**What the task asks:** Give the listing again exactly, skipping any pictures it holds.

**Material for this exercise:**

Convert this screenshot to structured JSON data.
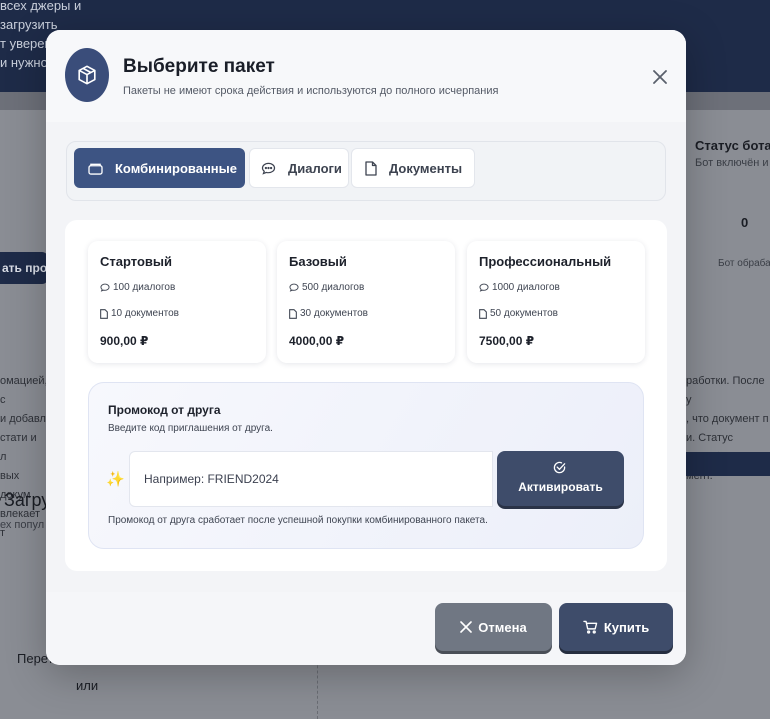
{
  "background": {
    "header_text": "всех джеры и загрузить\nт уверенно отвечать и\nи нужно б",
    "left_button_label": "ать про",
    "status_title": "Статус бота",
    "status_subtitle": "Бот включён и",
    "stat_value": "0",
    "bot_text": "Бот обраба",
    "left_paragraph": "омацией, с\nи добавл\nстати и л\nвых докум\nвлекает т",
    "right_paragraph": "работки. После у\n, что документ п\nи. Статус \"Ошибк\nмент.",
    "left_title": "Загру",
    "left_subtitle": "ех попул",
    "drop_text": "Перет",
    "or_text": "или"
  },
  "modal": {
    "title": "Выберите пакет",
    "subtitle": "Пакеты не имеют срока действия и используются до полного исчерпания",
    "header_icon": "box-icon",
    "tabs": [
      {
        "label": "Комбинированные",
        "icon": "wallet-icon",
        "active": true
      },
      {
        "label": "Диалоги",
        "icon": "chat-icon",
        "active": false
      },
      {
        "label": "Документы",
        "icon": "document-icon",
        "active": false
      }
    ],
    "plans": [
      {
        "name": "Стартовый",
        "dialogs": "100 диалогов",
        "documents": "10 документов",
        "price": "900,00 ₽"
      },
      {
        "name": "Базовый",
        "dialogs": "500 диалогов",
        "documents": "30 документов",
        "price": "4000,00 ₽"
      },
      {
        "name": "Профессиональный",
        "dialogs": "1000 диалогов",
        "documents": "50 документов",
        "price": "7500,00 ₽"
      }
    ],
    "promo": {
      "title": "Промокод от друга",
      "subtitle": "Введите код приглашения от друга.",
      "placeholder": "Например: FRIEND2024",
      "value": "",
      "activate_label": "Активировать",
      "note": "Промокод от друга сработает после успешной покупки комбинированного пакета."
    },
    "footer": {
      "cancel_label": "Отмена",
      "buy_label": "Купить"
    },
    "colors": {
      "accent": "#3d5483",
      "button_dark": "#3e4c6a",
      "button_cancel": "#707783",
      "sparkle": "#f0b429"
    }
  }
}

**Exercise result:**
Convert this screenshot to structured JSON data.
{
  "background": {
    "header_text": "всех джеры и загрузить\nт уверенно отвечать и\nи нужно б",
    "left_button_label": "ать про",
    "status_title": "Статус бота",
    "status_subtitle": "Бот включён и",
    "stat_value": "0",
    "bot_text": "Бот обраба",
    "left_paragraph": "омацией, с\nи добавл\nстати и л\nвых докум\nвлекает т",
    "right_paragraph": "работки. После у\n, что документ п\nи. Статус \"Ошибк\nмент.",
    "left_title": "Загру",
    "left_subtitle": "ех попул",
    "drop_text": "Перет",
    "or_text": "или"
  },
  "modal": {
    "title": "Выберите пакет",
    "subtitle": "Пакеты не имеют срока действия и используются до полного исчерпания",
    "header_icon": "box-icon",
    "tabs": [
      {
        "label": "Комбинированные",
        "icon": "wallet-icon",
        "active": true
      },
      {
        "label": "Диалоги",
        "icon": "chat-icon",
        "active": false
      },
      {
        "label": "Документы",
        "icon": "document-icon",
        "active": false
      }
    ],
    "plans": [
      {
        "name": "Стартовый",
        "dialogs": "100 диалогов",
        "documents": "10 документов",
        "price": "900,00 ₽"
      },
      {
        "name": "Базовый",
        "dialogs": "500 диалогов",
        "documents": "30 документов",
        "price": "4000,00 ₽"
      },
      {
        "name": "Профессиональный",
        "dialogs": "1000 диалогов",
        "documents": "50 документов",
        "price": "7500,00 ₽"
      }
    ],
    "promo": {
      "title": "Промокод от друга",
      "subtitle": "Введите код приглашения от друга.",
      "placeholder": "Например: FRIEND2024",
      "value": "",
      "activate_label": "Активировать",
      "note": "Промокод от друга сработает после успешной покупки комбинированного пакета."
    },
    "footer": {
      "cancel_label": "Отмена",
      "buy_label": "Купить"
    },
    "colors": {
      "accent": "#3d5483",
      "button_dark": "#3e4c6a",
      "button_cancel": "#707783",
      "sparkle": "#f0b429"
    }
  }
}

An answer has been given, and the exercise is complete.